Check every line of the material for the word "nicht". Copy those that have it.

── Data to use

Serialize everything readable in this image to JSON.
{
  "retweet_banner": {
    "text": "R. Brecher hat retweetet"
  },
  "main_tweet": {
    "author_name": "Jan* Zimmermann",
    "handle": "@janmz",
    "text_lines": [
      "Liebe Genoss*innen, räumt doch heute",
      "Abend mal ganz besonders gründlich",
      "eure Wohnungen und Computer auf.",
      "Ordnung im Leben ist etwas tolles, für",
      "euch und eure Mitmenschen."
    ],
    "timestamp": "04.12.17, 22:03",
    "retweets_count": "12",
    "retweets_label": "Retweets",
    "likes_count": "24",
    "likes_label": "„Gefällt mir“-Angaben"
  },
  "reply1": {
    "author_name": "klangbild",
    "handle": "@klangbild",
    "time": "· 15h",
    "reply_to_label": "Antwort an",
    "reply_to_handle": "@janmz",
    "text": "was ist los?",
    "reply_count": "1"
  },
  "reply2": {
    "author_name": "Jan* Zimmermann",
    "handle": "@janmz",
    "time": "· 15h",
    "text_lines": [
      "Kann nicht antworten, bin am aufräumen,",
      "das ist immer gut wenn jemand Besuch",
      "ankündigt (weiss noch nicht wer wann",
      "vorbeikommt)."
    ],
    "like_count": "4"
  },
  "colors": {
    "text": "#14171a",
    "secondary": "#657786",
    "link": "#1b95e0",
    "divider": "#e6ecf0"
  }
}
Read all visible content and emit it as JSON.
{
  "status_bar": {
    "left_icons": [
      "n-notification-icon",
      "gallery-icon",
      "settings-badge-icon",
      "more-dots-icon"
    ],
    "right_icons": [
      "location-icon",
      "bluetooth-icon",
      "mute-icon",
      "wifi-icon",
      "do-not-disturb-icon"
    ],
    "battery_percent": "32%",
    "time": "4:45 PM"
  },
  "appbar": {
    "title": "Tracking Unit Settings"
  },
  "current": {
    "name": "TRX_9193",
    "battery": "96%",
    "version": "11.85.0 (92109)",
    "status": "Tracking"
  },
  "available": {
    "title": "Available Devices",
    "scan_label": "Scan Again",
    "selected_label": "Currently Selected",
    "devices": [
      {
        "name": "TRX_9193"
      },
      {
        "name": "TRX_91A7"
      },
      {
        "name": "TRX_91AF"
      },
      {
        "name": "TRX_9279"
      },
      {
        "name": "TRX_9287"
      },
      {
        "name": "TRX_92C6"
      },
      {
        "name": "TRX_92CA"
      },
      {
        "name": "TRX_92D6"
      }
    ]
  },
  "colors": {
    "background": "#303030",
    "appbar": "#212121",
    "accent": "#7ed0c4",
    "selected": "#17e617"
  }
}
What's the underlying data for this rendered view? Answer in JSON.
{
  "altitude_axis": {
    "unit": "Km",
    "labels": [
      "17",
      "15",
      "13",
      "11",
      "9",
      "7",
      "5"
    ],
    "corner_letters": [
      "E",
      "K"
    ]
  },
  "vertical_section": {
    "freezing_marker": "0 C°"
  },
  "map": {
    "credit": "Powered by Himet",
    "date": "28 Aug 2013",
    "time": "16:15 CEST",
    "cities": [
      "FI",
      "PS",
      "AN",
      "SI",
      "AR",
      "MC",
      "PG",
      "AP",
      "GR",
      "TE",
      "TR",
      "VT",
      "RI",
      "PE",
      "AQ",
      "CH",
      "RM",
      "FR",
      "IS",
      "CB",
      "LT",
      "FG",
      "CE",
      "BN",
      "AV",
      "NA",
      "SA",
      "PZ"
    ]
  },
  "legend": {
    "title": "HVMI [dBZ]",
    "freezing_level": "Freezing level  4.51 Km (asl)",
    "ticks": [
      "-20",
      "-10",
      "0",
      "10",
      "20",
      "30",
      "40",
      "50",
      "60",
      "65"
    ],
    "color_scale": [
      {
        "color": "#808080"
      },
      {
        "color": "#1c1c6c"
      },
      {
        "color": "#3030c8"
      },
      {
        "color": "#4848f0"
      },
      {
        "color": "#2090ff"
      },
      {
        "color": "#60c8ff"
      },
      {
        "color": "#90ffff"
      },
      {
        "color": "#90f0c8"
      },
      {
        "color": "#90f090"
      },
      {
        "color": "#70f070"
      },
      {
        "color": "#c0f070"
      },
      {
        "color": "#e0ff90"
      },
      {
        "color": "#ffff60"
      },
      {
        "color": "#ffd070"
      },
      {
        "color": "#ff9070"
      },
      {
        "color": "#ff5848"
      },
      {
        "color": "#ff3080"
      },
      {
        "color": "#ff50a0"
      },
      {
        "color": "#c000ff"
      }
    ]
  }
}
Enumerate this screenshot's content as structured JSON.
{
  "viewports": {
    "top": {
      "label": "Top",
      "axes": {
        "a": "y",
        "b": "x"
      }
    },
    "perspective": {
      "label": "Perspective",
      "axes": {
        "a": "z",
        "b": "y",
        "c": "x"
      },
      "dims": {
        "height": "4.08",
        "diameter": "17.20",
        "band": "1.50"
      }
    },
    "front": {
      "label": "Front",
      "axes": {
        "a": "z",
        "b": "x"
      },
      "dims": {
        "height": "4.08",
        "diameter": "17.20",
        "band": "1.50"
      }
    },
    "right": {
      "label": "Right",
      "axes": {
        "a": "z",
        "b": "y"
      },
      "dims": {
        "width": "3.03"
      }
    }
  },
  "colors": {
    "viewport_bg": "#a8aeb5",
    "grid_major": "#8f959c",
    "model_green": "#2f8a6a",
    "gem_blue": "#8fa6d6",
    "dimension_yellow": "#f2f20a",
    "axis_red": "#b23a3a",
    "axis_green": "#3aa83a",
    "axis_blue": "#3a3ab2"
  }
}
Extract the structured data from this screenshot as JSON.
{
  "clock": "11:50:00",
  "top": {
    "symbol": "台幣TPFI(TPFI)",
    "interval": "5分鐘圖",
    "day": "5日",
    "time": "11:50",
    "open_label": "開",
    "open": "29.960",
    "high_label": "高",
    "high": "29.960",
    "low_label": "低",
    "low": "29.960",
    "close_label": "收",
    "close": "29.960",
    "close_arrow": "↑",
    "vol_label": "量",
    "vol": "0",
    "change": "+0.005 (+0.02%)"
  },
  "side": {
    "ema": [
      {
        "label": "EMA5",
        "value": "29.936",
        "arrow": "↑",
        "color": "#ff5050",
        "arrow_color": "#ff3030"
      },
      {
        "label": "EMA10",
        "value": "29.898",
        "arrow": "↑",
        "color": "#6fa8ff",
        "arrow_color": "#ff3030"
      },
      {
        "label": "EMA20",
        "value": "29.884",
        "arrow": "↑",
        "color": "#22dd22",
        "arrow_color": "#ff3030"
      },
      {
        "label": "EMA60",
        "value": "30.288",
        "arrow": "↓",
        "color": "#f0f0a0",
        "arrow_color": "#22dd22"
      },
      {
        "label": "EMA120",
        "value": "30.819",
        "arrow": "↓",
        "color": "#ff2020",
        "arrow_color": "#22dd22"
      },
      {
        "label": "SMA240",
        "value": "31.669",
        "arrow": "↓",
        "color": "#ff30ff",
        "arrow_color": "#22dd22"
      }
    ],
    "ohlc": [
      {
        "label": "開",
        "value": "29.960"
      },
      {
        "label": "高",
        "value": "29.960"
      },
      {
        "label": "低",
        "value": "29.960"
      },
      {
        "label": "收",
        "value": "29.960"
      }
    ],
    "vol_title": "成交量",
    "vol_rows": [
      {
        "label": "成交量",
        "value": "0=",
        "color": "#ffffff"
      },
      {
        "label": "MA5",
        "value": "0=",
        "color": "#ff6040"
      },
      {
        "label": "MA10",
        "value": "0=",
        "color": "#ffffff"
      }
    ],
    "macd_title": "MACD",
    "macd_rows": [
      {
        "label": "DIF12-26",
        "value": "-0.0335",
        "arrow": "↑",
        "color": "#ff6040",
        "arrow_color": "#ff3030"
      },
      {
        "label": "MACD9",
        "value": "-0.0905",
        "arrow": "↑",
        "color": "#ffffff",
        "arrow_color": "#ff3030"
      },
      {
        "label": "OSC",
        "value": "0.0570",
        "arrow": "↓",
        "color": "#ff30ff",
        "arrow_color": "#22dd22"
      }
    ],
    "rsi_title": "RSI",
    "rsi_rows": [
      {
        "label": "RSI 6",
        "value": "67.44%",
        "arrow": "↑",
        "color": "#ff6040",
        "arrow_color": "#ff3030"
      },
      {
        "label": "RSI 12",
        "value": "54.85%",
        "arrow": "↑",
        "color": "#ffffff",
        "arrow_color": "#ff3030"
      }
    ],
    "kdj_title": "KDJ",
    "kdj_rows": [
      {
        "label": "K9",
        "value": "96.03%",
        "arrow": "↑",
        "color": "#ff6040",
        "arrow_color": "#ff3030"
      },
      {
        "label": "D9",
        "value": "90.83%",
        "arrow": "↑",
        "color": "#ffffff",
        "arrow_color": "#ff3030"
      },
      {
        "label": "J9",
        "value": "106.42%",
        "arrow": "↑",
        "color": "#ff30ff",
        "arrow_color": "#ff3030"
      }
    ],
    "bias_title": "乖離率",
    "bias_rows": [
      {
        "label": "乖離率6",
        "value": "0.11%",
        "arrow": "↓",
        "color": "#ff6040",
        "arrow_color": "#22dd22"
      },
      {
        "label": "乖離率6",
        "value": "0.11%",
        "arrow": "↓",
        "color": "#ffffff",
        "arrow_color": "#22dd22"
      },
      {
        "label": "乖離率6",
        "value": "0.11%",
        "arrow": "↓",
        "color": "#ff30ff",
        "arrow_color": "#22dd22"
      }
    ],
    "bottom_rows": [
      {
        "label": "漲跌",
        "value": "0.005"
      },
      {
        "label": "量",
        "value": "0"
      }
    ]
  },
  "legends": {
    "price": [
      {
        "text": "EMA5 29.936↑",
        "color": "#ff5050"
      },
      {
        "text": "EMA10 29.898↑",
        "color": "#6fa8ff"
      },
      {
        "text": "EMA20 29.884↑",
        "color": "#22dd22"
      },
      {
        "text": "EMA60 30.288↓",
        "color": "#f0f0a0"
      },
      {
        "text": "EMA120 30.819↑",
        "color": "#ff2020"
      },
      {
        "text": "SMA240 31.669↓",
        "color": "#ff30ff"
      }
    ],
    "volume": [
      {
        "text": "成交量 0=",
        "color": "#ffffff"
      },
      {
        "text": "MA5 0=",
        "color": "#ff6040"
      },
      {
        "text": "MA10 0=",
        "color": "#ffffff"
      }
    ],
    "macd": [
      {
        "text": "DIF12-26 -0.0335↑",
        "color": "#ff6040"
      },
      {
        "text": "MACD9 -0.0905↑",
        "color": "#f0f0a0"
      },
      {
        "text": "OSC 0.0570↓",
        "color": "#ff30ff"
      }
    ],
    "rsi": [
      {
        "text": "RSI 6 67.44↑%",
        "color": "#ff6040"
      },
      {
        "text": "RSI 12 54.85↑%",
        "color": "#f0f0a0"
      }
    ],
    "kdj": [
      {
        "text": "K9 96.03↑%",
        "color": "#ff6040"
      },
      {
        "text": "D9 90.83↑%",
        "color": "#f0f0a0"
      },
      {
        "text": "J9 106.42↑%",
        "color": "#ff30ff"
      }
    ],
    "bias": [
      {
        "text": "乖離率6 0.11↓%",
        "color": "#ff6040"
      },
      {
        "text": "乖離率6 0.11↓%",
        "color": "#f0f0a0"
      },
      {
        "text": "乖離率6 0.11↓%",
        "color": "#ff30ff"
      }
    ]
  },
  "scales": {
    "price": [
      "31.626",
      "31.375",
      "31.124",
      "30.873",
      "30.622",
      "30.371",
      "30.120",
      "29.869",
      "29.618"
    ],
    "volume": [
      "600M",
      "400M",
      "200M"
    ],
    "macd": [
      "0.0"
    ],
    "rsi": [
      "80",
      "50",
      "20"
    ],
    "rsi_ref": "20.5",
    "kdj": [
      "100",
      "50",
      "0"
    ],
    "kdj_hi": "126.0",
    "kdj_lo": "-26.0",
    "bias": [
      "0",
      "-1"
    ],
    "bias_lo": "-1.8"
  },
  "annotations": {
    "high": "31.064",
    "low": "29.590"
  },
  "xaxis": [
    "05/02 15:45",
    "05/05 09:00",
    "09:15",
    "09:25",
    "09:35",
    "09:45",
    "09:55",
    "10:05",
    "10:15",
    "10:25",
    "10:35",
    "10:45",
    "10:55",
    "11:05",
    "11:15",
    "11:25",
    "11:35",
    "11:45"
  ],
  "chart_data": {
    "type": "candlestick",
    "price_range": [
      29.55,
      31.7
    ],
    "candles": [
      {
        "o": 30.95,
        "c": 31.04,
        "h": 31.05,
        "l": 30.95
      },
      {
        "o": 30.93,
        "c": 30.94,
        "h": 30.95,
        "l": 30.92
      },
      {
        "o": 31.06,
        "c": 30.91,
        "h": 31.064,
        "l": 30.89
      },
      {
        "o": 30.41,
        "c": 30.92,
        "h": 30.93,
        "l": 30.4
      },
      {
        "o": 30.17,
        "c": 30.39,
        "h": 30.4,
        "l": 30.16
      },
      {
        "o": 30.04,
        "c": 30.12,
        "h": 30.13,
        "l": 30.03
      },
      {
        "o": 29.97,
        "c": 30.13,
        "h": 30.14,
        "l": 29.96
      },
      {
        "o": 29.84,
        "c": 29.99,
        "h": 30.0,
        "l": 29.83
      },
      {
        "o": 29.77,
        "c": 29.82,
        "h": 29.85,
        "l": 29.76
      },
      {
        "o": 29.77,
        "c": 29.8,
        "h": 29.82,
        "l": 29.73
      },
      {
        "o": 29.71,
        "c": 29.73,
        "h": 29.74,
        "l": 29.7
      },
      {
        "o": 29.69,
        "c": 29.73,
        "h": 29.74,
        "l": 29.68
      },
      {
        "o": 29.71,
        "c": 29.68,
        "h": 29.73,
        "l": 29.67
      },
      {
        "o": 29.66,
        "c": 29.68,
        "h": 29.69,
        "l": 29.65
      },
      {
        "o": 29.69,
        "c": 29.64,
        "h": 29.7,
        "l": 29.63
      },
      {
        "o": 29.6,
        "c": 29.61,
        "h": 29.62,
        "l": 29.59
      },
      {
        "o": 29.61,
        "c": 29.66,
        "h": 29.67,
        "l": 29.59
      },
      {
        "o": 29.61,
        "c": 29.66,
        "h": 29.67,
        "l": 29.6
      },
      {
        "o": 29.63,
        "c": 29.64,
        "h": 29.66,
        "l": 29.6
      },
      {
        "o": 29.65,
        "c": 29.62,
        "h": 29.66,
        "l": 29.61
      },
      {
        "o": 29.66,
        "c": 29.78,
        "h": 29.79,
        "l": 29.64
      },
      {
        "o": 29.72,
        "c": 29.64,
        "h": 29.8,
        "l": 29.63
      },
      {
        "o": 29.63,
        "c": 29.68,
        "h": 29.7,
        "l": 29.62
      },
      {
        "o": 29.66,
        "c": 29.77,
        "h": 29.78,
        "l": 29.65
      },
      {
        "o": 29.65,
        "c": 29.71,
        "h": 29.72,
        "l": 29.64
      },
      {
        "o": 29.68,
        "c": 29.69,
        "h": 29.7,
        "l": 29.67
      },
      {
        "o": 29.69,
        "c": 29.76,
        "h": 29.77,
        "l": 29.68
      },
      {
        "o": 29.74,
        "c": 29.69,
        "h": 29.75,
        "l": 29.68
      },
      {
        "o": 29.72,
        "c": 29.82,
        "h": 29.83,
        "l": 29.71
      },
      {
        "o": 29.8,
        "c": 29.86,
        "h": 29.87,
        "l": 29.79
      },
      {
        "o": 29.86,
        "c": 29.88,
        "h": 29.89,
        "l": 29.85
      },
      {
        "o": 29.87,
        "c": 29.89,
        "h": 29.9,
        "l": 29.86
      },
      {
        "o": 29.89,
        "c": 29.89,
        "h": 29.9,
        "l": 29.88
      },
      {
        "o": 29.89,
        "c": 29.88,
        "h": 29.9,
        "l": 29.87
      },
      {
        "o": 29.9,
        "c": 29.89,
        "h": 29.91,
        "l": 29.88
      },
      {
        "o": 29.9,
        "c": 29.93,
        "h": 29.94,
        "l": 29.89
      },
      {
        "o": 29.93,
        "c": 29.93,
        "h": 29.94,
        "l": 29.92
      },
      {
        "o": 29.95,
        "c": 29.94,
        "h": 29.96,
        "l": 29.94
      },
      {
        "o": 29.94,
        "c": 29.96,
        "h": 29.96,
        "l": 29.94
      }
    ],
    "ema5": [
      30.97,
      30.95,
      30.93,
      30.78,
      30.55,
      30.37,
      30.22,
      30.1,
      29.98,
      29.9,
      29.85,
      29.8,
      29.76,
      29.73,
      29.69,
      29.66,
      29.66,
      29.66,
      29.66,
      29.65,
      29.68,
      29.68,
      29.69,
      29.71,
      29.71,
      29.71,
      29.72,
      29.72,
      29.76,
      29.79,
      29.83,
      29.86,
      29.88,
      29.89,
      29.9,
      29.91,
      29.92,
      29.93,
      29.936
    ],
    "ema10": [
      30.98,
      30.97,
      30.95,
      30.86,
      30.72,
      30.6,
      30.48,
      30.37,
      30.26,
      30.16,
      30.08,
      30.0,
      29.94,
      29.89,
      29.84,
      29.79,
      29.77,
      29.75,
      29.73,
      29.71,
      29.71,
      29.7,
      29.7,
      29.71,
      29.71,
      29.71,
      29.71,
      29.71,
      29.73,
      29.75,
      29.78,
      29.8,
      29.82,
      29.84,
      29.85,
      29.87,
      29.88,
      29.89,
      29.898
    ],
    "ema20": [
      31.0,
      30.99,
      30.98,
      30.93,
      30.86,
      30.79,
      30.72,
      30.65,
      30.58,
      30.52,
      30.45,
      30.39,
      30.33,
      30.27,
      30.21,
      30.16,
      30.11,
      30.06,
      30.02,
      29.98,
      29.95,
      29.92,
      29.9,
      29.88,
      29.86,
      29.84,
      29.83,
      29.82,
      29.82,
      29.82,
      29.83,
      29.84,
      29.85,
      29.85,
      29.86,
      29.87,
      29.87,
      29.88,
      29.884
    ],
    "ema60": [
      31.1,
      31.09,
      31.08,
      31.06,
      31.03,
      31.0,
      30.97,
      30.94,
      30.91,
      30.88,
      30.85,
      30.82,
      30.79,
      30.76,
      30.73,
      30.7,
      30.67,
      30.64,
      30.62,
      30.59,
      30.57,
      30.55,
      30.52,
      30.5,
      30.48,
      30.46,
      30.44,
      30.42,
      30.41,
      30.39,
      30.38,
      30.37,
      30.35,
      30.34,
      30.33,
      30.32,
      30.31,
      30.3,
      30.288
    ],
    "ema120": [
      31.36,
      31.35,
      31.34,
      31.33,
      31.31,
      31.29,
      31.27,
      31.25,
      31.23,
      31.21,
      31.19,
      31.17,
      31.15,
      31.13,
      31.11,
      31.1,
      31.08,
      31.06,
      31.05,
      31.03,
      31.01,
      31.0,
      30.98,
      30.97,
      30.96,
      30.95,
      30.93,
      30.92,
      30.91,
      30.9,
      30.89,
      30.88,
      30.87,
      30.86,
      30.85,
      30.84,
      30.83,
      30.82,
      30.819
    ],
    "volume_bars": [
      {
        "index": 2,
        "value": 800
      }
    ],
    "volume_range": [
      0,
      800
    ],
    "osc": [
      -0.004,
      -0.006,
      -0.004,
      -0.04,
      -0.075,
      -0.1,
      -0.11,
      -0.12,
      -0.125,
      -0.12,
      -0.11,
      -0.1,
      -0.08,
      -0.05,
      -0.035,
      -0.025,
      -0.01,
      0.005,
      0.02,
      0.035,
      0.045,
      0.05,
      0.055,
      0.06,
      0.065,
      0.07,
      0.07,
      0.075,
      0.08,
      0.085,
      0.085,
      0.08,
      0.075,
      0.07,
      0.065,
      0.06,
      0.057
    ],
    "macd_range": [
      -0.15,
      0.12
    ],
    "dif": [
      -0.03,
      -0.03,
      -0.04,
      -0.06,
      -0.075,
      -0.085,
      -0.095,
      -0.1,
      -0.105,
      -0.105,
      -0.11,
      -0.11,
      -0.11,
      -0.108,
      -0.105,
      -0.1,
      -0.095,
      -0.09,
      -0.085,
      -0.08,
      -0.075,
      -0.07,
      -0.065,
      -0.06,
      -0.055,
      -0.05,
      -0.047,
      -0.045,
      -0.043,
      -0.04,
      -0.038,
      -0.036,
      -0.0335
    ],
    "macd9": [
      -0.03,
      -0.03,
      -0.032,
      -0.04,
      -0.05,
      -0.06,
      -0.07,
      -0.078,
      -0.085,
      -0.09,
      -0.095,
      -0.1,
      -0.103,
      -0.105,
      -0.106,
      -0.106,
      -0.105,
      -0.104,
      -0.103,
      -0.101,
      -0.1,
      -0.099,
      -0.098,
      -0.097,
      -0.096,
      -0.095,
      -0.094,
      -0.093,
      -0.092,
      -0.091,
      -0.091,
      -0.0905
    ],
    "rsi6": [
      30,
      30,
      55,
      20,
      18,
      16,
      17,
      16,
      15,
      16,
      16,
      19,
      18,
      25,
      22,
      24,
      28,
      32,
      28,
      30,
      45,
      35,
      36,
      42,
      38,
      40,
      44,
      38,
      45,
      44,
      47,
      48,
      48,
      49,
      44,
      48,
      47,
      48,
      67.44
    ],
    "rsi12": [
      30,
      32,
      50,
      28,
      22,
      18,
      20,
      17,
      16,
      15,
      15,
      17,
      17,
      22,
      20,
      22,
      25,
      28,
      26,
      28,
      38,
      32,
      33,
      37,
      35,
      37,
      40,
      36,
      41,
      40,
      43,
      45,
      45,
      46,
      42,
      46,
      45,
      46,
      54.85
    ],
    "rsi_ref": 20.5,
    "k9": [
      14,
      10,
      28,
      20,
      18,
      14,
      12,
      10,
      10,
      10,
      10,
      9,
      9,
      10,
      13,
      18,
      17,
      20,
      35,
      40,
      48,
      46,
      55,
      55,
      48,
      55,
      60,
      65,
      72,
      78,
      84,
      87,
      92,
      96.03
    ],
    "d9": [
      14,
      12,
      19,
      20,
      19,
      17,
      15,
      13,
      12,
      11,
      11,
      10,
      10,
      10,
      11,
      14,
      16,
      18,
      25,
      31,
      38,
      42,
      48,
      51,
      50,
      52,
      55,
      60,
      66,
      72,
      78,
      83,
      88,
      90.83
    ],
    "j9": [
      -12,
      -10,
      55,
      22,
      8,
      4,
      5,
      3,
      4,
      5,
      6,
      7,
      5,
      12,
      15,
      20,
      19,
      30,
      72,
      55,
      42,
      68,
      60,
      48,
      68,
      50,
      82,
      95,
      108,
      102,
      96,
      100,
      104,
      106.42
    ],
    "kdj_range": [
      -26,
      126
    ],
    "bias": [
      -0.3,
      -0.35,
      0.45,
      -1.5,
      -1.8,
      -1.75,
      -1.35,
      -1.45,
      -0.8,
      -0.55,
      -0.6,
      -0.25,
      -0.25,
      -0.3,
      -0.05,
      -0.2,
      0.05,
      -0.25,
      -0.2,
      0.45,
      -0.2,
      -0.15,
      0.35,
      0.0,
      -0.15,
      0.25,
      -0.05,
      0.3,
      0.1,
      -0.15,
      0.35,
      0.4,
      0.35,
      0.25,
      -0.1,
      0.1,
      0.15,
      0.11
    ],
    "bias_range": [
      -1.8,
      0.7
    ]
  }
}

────

* [Output below]
      "Kann nicht antworten, bin am aufräumen,",
      "ankündigt (weiss noch nicht wer wann",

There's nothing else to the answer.